Keniya VM, Ladi S, Naphade R. Dexmedetomidine attenuates sympathoadrenal response to tracheal intubation and reduces perioperative anaesthetic requirement. Indian J Anaesth 2011;55:352-7.
] [Full text]
Solanki N, Solanki R, Patel R, Garg A. Effect of dexmedetomidine to attenuate the sympathetic response of laryngoscopy and intubation and perioperative hemodynamic stability in patients undergoing neurosurgery. Indian J Heal Sci 2016;9:235-40.
Roekaerts PM, Prinzen FW, De Lange S. Beneficial effects of dexmedetomidine on ischaemic myocardium of anaesthetized dogs.
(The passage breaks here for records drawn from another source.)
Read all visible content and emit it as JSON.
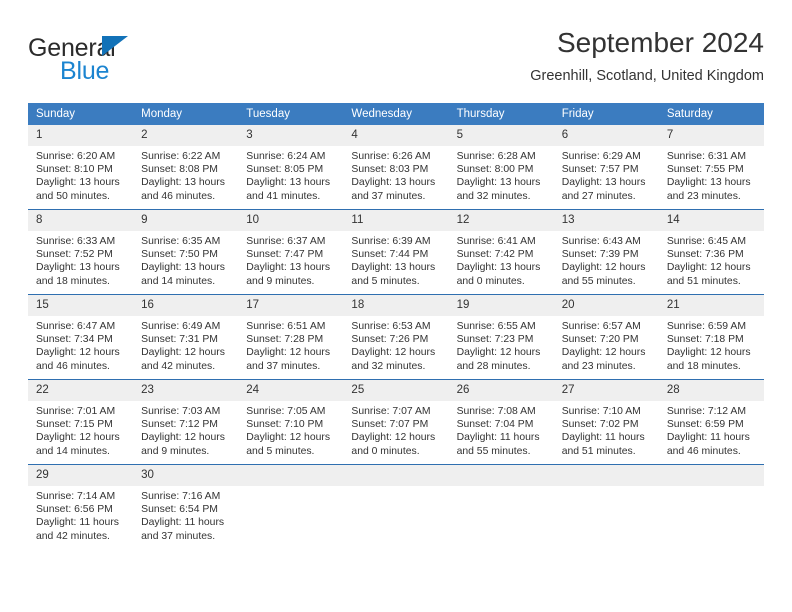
{
  "logo": {
    "word_top": "General",
    "word_bottom": "Blue",
    "triangle_color": "#1272b8",
    "blue_color": "#1b84d0"
  },
  "header": {
    "title": "September 2024",
    "subtitle": "Greenhill, Scotland, United Kingdom",
    "header_bg": "#3b7cc0",
    "header_text_color": "#ffffff",
    "row_divider_color": "#2f6fb0",
    "daynum_bg": "#efefef"
  },
  "weekday_headers": [
    "Sunday",
    "Monday",
    "Tuesday",
    "Wednesday",
    "Thursday",
    "Friday",
    "Saturday"
  ],
  "weeks": [
    [
      {
        "day": "1",
        "sunrise": "Sunrise: 6:20 AM",
        "sunset": "Sunset: 8:10 PM",
        "daylight1": "Daylight: 13 hours",
        "daylight2": "and 50 minutes."
      },
      {
        "day": "2",
        "sunrise": "Sunrise: 6:22 AM",
        "sunset": "Sunset: 8:08 PM",
        "daylight1": "Daylight: 13 hours",
        "daylight2": "and 46 minutes."
      },
      {
        "day": "3",
        "sunrise": "Sunrise: 6:24 AM",
        "sunset": "Sunset: 8:05 PM",
        "daylight1": "Daylight: 13 hours",
        "daylight2": "and 41 minutes."
      },
      {
        "day": "4",
        "sunrise": "Sunrise: 6:26 AM",
        "sunset": "Sunset: 8:03 PM",
        "daylight1": "Daylight: 13 hours",
        "daylight2": "and 37 minutes."
      },
      {
        "day": "5",
        "sunrise": "Sunrise: 6:28 AM",
        "sunset": "Sunset: 8:00 PM",
        "daylight1": "Daylight: 13 hours",
        "daylight2": "and 32 minutes."
      },
      {
        "day": "6",
        "sunrise": "Sunrise: 6:29 AM",
        "sunset": "Sunset: 7:57 PM",
        "daylight1": "Daylight: 13 hours",
        "daylight2": "and 27 minutes."
      },
      {
        "day": "7",
        "sunrise": "Sunrise: 6:31 AM",
        "sunset": "Sunset: 7:55 PM",
        "daylight1": "Daylight: 13 hours",
        "daylight2": "and 23 minutes."
      }
    ],
    [
      {
        "day": "8",
        "sunrise": "Sunrise: 6:33 AM",
        "sunset": "Sunset: 7:52 PM",
        "daylight1": "Daylight: 13 hours",
        "daylight2": "and 18 minutes."
      },
      {
        "day": "9",
        "sunrise": "Sunrise: 6:35 AM",
        "sunset": "Sunset: 7:50 PM",
        "daylight1": "Daylight: 13 hours",
        "daylight2": "and 14 minutes."
      },
      {
        "day": "10",
        "sunrise": "Sunrise: 6:37 AM",
        "sunset": "Sunset: 7:47 PM",
        "daylight1": "Daylight: 13 hours",
        "daylight2": "and 9 minutes."
      },
      {
        "day": "11",
        "sunrise": "Sunrise: 6:39 AM",
        "sunset": "Sunset: 7:44 PM",
        "daylight1": "Daylight: 13 hours",
        "daylight2": "and 5 minutes."
      },
      {
        "day": "12",
        "sunrise": "Sunrise: 6:41 AM",
        "sunset": "Sunset: 7:42 PM",
        "daylight1": "Daylight: 13 hours",
        "daylight2": "and 0 minutes."
      },
      {
        "day": "13",
        "sunrise": "Sunrise: 6:43 AM",
        "sunset": "Sunset: 7:39 PM",
        "daylight1": "Daylight: 12 hours",
        "daylight2": "and 55 minutes."
      },
      {
        "day": "14",
        "sunrise": "Sunrise: 6:45 AM",
        "sunset": "Sunset: 7:36 PM",
        "daylight1": "Daylight: 12 hours",
        "daylight2": "and 51 minutes."
      }
    ],
    [
      {
        "day": "15",
        "sunrise": "Sunrise: 6:47 AM",
        "sunset": "Sunset: 7:34 PM",
        "daylight1": "Daylight: 12 hours",
        "daylight2": "and 46 minutes."
      },
      {
        "day": "16",
        "sunrise": "Sunrise: 6:49 AM",
        "sunset": "Sunset: 7:31 PM",
        "daylight1": "Daylight: 12 hours",
        "daylight2": "and 42 minutes."
      },
      {
        "day": "17",
        "sunrise": "Sunrise: 6:51 AM",
        "sunset": "Sunset: 7:28 PM",
        "daylight1": "Daylight: 12 hours",
        "daylight2": "and 37 minutes."
      },
      {
        "day": "18",
        "sunrise": "Sunrise: 6:53 AM",
        "sunset": "Sunset: 7:26 PM",
        "daylight1": "Daylight: 12 hours",
        "daylight2": "and 32 minutes."
      },
      {
        "day": "19",
        "sunrise": "Sunrise: 6:55 AM",
        "sunset": "Sunset: 7:23 PM",
        "daylight1": "Daylight: 12 hours",
        "daylight2": "and 28 minutes."
      },
      {
        "day": "20",
        "sunrise": "Sunrise: 6:57 AM",
        "sunset": "Sunset: 7:20 PM",
        "daylight1": "Daylight: 12 hours",
        "daylight2": "and 23 minutes."
      },
      {
        "day": "21",
        "sunrise": "Sunrise: 6:59 AM",
        "sunset": "Sunset: 7:18 PM",
        "daylight1": "Daylight: 12 hours",
        "daylight2": "and 18 minutes."
      }
    ],
    [
      {
        "day": "22",
        "sunrise": "Sunrise: 7:01 AM",
        "sunset": "Sunset: 7:15 PM",
        "daylight1": "Daylight: 12 hours",
        "daylight2": "and 14 minutes."
      },
      {
        "day": "23",
        "sunrise": "Sunrise: 7:03 AM",
        "sunset": "Sunset: 7:12 PM",
        "daylight1": "Daylight: 12 hours",
        "daylight2": "and 9 minutes."
      },
      {
        "day": "24",
        "sunrise": "Sunrise: 7:05 AM",
        "sunset": "Sunset: 7:10 PM",
        "daylight1": "Daylight: 12 hours",
        "daylight2": "and 5 minutes."
      },
      {
        "day": "25",
        "sunrise": "Sunrise: 7:07 AM",
        "sunset": "Sunset: 7:07 PM",
        "daylight1": "Daylight: 12 hours",
        "daylight2": "and 0 minutes."
      },
      {
        "day": "26",
        "sunrise": "Sunrise: 7:08 AM",
        "sunset": "Sunset: 7:04 PM",
        "daylight1": "Daylight: 11 hours",
        "daylight2": "and 55 minutes."
      },
      {
        "day": "27",
        "sunrise": "Sunrise: 7:10 AM",
        "sunset": "Sunset: 7:02 PM",
        "daylight1": "Daylight: 11 hours",
        "daylight2": "and 51 minutes."
      },
      {
        "day": "28",
        "sunrise": "Sunrise: 7:12 AM",
        "sunset": "Sunset: 6:59 PM",
        "daylight1": "Daylight: 11 hours",
        "daylight2": "and 46 minutes."
      }
    ],
    [
      {
        "day": "29",
        "sunrise": "Sunrise: 7:14 AM",
        "sunset": "Sunset: 6:56 PM",
        "daylight1": "Daylight: 11 hours",
        "daylight2": "and 42 minutes."
      },
      {
        "day": "30",
        "sunrise": "Sunrise: 7:16 AM",
        "sunset": "Sunset: 6:54 PM",
        "daylight1": "Daylight: 11 hours",
        "daylight2": "and 37 minutes."
      },
      {
        "day": "",
        "sunrise": "",
        "sunset": "",
        "daylight1": "",
        "daylight2": ""
      },
      {
        "day": "",
        "sunrise": "",
        "sunset": "",
        "daylight1": "",
        "daylight2": ""
      },
      {
        "day": "",
        "sunrise": "",
        "sunset": "",
        "daylight1": "",
        "daylight2": ""
      },
      {
        "day": "",
        "sunrise": "",
        "sunset": "",
        "daylight1": "",
        "daylight2": ""
      },
      {
        "day": "",
        "sunrise": "",
        "sunset": "",
        "daylight1": "",
        "daylight2": ""
      }
    ]
  ]
}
Br J Anaesth 1996;77:427-9.
Sulhyan S, Vagarali A, Patil S, Dixit M. A comparative clinical study of dexmedetomidine versus placebo to attenuate hemodynamic response to endotracheal intubation in patients undergoing off pump coronary arterial bypass grafting. J Sci Soc 2014;41:151-5. [Full text]
Menda F, Koner O, Sayin M, Ture H, Imer P, Aykac B. Dexmedetomidine as an adjunct to anesthetic induction to attenuate hemodynamic response to endotracheal intubation in patients undergoing fast-track CABG. Ann Card Anaesth 2010;13:16-21.
] [Full text]
Lawrence CJ, De Lange S. Effects of a single pre-operative dexmedetomidine dose on isoflurane requirements and peri-operative haemodynamic stability. Anaesthesia 1997;52:736-44.
Bloor BC, Ward DS, Belleville JP, Maze M. Effects of intravenous dexmedetomidine in humans. II. Hemodynamic changes. Anesthesiology 1992;77:1134-42.
Stoelting RK. Circulatory changes during direct laryngoscopy and tracheal intubation: Influence of duration of laryngoscopy with or without prior lidocaine. Anesthesiology 1977;47:381-4.
Raval DL, Yadav VP. A comparative study of two different doses of dexmedetomidine on haemodynamic responses to induction of anaesthesia and tracheal intubation. J Clin Exp Res 2014;2:163-8.
Smitha KS, Shukla D, Sathesha M, Rao R, Nethra SS, Sudheesh K. Comparison of two different doses of dexmedetomidine in attenuating hemodynamic changes during laryngoscopy. J Evol Med Dent Sci 2014;3:13501-9.
Jarineshin H, Abdolahzade Baghaei A, Fekrat F, Kargar A, Abdi N, Navabipour S, et al.
Comparison of two different doses of dexmedetomidine in attenuating cardiovascular responses during laryngoscopy and endotracheal intubation: A double blind, randomized, clinical trial study. J Med Life 2015;8:45-51.
Piao G, Wu J. Systematic assessment of dexmedetomidine as an anesthetic agent: A meta-analysis of randomized controlled trials. Arch Med Sci 2014;1:19-24.
[Table 1], [Table 2], [Table 3]